SUPPLIED RECORDS:

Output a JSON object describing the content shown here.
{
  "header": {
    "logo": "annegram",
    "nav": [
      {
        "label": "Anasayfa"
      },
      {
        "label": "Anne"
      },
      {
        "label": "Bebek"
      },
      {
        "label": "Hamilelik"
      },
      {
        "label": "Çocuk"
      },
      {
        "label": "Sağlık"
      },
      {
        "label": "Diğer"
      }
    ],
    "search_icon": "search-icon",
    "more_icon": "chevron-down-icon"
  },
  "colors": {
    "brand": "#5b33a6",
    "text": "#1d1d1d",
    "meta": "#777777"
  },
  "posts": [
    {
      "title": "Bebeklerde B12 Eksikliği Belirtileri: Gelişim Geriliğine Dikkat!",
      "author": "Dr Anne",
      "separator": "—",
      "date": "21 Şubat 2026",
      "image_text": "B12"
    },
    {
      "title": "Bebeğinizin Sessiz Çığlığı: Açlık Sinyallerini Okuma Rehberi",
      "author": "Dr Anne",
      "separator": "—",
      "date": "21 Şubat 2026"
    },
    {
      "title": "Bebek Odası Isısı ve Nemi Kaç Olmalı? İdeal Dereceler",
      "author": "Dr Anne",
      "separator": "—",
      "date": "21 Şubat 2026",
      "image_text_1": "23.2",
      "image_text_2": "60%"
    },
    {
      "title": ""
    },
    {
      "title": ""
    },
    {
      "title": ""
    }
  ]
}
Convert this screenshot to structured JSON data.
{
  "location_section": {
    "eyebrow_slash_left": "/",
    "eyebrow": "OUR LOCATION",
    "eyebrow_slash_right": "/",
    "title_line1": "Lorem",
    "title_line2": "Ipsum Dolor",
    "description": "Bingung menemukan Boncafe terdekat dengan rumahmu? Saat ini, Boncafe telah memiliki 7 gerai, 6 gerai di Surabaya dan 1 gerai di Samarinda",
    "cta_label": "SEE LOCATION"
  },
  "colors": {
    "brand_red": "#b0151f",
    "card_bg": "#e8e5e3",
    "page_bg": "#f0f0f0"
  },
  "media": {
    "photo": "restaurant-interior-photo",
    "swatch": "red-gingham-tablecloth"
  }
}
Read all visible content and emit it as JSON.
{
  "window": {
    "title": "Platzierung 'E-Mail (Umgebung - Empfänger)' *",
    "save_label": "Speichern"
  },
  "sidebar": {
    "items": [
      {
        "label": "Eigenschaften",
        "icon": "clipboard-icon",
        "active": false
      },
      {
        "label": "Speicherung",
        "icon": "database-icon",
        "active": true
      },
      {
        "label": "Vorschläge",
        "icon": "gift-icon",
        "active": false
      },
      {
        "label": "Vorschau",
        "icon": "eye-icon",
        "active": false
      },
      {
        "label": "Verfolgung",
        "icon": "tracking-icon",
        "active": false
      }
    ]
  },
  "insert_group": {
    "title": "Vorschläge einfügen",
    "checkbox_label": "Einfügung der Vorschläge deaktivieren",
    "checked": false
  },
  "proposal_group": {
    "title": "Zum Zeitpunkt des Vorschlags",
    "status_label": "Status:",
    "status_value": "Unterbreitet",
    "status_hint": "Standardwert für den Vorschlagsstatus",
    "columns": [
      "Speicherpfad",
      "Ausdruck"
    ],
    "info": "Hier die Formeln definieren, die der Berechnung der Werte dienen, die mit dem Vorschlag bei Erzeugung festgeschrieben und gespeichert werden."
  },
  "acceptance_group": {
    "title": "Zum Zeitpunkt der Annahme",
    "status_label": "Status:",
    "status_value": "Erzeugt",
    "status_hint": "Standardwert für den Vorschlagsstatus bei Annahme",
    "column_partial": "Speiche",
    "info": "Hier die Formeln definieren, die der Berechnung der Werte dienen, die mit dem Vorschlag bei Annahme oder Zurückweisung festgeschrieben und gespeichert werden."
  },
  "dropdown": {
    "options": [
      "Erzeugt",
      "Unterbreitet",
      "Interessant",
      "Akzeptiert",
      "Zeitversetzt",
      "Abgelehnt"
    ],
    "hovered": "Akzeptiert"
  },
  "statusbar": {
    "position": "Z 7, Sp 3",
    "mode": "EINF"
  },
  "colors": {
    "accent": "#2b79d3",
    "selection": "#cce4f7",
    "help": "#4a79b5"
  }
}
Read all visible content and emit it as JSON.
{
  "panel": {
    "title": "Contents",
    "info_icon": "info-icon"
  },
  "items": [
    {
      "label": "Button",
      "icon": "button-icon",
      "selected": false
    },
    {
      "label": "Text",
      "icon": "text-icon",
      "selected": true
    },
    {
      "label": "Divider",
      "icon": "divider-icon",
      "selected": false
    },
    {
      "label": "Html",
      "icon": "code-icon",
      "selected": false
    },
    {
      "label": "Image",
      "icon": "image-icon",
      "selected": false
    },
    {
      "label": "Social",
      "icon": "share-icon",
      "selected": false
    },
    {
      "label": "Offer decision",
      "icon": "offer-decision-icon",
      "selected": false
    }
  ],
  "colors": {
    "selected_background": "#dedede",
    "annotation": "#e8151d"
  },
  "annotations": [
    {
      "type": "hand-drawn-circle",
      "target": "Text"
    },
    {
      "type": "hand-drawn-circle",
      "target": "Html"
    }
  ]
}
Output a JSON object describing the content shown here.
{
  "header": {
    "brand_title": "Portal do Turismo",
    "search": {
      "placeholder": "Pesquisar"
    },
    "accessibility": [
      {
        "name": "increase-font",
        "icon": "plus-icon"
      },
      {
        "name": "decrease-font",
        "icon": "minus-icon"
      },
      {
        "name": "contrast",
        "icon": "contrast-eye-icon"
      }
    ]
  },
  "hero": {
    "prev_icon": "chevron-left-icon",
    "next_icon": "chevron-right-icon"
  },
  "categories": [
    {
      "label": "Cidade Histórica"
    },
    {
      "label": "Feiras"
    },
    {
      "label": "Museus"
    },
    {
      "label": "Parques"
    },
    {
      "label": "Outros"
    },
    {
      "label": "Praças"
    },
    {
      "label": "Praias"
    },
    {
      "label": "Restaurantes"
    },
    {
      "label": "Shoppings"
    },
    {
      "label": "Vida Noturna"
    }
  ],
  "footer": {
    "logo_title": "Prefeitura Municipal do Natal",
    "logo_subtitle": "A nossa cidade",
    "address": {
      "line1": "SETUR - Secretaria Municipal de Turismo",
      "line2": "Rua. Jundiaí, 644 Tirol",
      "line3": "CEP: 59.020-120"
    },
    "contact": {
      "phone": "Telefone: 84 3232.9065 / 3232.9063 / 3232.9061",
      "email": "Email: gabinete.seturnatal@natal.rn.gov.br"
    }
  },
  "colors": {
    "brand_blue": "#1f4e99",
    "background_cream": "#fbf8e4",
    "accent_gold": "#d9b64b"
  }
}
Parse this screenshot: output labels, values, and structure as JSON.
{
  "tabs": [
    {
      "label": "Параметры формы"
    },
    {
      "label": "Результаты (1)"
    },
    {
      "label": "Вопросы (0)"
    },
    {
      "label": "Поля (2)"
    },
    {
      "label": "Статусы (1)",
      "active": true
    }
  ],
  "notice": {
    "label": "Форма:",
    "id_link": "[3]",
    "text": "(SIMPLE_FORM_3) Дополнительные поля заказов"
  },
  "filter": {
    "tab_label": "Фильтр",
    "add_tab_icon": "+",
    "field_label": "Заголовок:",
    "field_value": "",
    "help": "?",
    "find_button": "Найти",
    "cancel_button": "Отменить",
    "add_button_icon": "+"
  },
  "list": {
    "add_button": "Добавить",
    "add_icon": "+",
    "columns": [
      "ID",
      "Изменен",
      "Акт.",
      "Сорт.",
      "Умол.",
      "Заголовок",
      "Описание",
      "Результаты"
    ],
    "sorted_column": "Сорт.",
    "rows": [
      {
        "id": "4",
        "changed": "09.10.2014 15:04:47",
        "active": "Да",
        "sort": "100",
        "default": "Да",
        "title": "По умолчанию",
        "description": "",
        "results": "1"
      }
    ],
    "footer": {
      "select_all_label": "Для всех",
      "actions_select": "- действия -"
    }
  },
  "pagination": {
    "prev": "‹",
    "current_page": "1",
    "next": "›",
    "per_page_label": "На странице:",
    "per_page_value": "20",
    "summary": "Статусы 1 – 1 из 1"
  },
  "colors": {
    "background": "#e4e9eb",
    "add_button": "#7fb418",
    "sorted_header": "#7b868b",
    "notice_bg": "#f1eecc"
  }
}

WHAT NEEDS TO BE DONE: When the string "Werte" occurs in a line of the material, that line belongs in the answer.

ANSWER BELOW:
    "info": "Hier die Formeln definieren, die der Berechnung der Werte dienen, die mit dem Vorschlag bei Erzeugung festgeschrieben und gespeichert werden."
    "info": "Hier die Formeln definieren, die der Berechnung der Werte dienen, die mit dem Vorschlag bei Annahme oder Zurückweisung festgeschrieben und gespeichert werden."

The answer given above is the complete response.